Exact reproduction is required for all entries.
-------- RECORDS SUPPLIED --------
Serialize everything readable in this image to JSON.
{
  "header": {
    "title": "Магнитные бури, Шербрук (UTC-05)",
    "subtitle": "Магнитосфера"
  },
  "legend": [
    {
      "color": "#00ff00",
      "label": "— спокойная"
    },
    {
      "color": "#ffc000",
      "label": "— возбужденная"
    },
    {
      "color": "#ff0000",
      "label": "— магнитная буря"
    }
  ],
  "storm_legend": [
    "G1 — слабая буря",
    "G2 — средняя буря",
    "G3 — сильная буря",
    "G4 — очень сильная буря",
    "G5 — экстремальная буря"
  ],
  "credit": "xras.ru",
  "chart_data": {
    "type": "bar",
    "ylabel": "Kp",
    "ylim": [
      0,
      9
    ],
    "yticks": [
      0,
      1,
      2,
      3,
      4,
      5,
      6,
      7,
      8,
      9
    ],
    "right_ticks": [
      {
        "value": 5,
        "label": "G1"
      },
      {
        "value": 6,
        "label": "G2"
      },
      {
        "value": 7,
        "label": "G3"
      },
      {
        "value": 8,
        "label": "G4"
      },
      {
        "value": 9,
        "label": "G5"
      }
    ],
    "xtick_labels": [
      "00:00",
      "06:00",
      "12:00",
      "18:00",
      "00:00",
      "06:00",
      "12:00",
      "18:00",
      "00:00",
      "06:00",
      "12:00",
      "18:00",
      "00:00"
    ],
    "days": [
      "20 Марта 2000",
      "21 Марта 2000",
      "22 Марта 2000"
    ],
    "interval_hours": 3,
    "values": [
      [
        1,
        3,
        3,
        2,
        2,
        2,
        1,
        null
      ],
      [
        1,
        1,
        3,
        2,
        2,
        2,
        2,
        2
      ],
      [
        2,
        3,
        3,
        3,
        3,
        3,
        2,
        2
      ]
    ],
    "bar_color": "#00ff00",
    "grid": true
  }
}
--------
> **ANSWER BOX**
Serialize everything readable in this image to JSON.
{
  "header": {
    "title": "Магнитные бури, Шербрук (UTC-05)",
    "subtitle": "Магнитосфера"
  },
  "legend": [
    {
      "color": "#00ff00",
      "label": "— спокойная"
    },
    {
      "color": "#ffc000",
      "label": "— возбужденная"
    },
    {
      "color": "#ff0000",
      "label": "— магнитная буря"
    }
  ],
  "storm_legend": [
    "G1 — слабая буря",
    "G2 — средняя буря",
    "G3 — сильная буря",
    "G4 — очень сильная буря",
    "G5 — экстремальная буря"
  ],
  "credit": "xras.ru",
  "chart_data": {
    "type": "bar",
    "ylabel": "Kp",
    "ylim": [
      0,
      9
    ],
    "yticks": [
      0,
      1,
      2,
      3,
      4,
      5,
      6,
      7,
      8,
      9
    ],
    "right_ticks": [
      {
        "value": 5,
        "label": "G1"
      },
      {
        "value": 6,
        "label": "G2"
      },
      {
        "value": 7,
        "label": "G3"
      },
      {
        "value": 8,
        "label": "G4"
      },
      {
        "value": 9,
        "label": "G5"
      }
    ],
    "xtick_labels": [
      "00:00",
      "06:00",
      "12:00",
      "18:00",
      "00:00",
      "06:00",
      "12:00",
      "18:00",
      "00:00",
      "06:00",
      "12:00",
      "18:00",
      "00:00"
    ],
    "days": [
      "20 Марта 2000",
      "21 Марта 2000",
      "22 Марта 2000"
    ],
    "interval_hours": 3,
    "values": [
      [
        1,
        3,
        3,
        2,
        2,
        2,
        1,
        null
      ],
      [
        1,
        1,
        3,
        2,
        2,
        2,
        2,
        2
      ],
      [
        2,
        3,
        3,
        3,
        3,
        3,
        2,
        2
      ]
    ],
    "bar_color": "#00ff00",
    "grid": true
  }
}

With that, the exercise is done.